Go over the plank
Walk the plank (also Plank Walk ) was an execution form on pirate ships .
The convict was handcuffed and placed on a plank that was attached to the railing so that it protruded from the ship to the sea . The convict was then forced with a spear to go to the end of the plank, where he fell into the water and mostly drowned .
This form of execution is part of the pirate legend, but was rarely used. Usually pirates simply threw their prisoners overboard.

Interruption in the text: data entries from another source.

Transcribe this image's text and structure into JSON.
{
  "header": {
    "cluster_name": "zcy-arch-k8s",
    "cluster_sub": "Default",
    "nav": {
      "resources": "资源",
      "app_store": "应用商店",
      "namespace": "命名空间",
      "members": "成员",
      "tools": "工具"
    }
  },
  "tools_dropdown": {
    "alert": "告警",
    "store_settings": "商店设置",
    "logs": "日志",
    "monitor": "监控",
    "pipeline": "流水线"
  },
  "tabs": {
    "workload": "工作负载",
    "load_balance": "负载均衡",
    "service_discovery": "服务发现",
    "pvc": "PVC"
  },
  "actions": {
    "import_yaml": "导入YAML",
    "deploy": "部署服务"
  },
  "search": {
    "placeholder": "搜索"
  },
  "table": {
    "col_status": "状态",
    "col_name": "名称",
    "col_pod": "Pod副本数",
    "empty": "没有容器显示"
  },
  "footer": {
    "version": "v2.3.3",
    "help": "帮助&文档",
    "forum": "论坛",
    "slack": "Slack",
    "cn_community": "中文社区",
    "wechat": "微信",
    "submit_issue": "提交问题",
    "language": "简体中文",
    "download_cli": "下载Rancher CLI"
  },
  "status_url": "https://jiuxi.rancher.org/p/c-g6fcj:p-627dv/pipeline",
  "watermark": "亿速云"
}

However, individual cases are documented:
- The privateer Marten Pechlin (1450–1526) was said to have killed 105 sailors in one day in this way.

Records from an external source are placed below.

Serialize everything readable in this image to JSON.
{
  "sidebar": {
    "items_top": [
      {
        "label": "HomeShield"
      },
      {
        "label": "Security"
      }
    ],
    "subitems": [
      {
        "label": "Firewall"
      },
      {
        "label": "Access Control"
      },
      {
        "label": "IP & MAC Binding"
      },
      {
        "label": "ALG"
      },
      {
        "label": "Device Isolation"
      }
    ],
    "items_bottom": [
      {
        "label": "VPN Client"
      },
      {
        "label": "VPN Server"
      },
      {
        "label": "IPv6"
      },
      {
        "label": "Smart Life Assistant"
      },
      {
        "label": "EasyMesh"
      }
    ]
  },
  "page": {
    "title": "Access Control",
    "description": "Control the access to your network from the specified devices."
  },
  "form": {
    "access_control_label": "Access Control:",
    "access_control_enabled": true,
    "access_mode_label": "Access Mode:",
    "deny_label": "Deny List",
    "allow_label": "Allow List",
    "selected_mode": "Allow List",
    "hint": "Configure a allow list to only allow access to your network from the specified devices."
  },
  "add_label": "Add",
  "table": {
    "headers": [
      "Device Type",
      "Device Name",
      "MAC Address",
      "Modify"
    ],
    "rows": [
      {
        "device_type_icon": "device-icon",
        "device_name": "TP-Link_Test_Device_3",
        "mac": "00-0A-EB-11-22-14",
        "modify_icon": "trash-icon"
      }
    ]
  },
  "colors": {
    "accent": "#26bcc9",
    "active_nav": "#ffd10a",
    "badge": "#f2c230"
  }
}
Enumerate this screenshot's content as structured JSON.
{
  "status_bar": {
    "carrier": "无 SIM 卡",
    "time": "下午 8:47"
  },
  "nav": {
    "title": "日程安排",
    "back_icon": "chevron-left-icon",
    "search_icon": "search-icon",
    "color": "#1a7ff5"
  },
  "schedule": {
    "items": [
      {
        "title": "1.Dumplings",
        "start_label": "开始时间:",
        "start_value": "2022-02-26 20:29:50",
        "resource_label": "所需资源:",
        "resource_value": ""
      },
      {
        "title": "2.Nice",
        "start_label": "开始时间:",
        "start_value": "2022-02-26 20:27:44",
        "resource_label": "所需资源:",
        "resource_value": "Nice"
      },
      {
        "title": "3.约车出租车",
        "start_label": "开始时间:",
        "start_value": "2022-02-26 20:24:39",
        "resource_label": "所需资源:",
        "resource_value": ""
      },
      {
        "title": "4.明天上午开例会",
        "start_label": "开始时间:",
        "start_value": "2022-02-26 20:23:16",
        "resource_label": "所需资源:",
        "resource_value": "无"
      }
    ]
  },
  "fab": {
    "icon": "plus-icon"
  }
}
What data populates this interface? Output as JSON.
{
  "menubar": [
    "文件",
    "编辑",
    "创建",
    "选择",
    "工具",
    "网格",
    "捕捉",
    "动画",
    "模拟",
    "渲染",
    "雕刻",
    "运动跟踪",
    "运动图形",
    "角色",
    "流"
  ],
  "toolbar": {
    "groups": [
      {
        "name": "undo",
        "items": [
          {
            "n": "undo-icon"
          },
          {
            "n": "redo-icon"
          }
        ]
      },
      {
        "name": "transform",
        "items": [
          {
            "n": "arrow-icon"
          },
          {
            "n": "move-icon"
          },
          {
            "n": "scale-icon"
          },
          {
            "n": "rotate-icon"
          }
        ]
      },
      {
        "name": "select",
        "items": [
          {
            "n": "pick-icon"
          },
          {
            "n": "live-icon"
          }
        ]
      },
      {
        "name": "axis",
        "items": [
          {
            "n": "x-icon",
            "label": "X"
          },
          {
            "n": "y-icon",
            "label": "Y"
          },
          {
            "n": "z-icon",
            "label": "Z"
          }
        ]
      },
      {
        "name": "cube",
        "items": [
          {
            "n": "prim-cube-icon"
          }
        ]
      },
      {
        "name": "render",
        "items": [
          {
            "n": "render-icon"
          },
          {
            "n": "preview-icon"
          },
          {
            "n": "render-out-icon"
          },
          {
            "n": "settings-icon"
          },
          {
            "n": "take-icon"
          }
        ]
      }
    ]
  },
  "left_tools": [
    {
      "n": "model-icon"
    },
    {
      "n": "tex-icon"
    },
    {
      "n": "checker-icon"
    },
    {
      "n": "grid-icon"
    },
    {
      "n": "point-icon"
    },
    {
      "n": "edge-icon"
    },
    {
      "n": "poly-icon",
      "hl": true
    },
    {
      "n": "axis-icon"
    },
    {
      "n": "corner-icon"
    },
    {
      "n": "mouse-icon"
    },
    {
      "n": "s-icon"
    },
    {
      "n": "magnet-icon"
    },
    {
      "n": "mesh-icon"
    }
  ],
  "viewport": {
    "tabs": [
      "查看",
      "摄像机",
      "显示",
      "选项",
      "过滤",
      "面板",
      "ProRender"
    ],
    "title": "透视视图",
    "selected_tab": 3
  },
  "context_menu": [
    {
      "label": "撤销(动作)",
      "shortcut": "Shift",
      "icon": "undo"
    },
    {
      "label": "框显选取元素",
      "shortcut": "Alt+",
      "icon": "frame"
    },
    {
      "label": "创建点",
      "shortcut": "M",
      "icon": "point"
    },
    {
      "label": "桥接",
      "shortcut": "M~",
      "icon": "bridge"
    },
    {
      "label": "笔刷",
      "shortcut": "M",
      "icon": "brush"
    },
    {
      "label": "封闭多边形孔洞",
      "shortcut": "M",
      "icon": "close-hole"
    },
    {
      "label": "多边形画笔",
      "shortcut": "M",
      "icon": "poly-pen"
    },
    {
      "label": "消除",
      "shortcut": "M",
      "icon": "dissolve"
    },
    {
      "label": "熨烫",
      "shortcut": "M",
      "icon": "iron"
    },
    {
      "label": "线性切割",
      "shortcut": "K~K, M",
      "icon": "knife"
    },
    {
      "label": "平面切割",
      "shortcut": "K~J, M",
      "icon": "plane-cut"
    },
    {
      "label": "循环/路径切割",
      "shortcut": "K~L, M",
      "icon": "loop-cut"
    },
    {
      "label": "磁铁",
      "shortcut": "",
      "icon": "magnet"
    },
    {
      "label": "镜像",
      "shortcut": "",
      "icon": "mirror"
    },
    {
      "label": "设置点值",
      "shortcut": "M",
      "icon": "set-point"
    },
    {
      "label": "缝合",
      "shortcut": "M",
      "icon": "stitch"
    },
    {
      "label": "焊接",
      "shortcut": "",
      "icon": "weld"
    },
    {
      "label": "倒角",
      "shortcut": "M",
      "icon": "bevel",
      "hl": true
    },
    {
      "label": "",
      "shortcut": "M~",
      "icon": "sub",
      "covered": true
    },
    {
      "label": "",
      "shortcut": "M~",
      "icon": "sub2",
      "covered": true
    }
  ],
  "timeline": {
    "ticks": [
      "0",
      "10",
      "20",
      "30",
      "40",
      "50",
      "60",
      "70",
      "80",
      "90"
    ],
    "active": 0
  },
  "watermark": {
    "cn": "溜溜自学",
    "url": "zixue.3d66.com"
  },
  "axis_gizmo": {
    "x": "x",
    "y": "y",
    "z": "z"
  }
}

- In 1769 the mutineer George Wood confessed in Newgate Prison that he and his co-conspirators had forced their officers to go over the plank.
- The Times reported on February 14, 1829 that the Redpole was seized and sunkby the pirate beautiful President . The commander was shot and the crew forced to go over the plank.
- In 1829 pirates intercepted the Dutch brig Vhan Fredericka in a strait in the Virgin Islands and murdered most of the crew by forcing them to walk over the plank with a cannonball tied to their feet. (see: Linschoten-Vereeniging )
- Douglas Botting, The Pirates , TimeLife Books, 1978, p. 58.
- The Times , Feb.14, 1829, p. 3.
- David Cordingly. Under the Black Flag: The Romance and Reality of Life Among the Pirates, Harvest Books, 1997, pp. 130-31.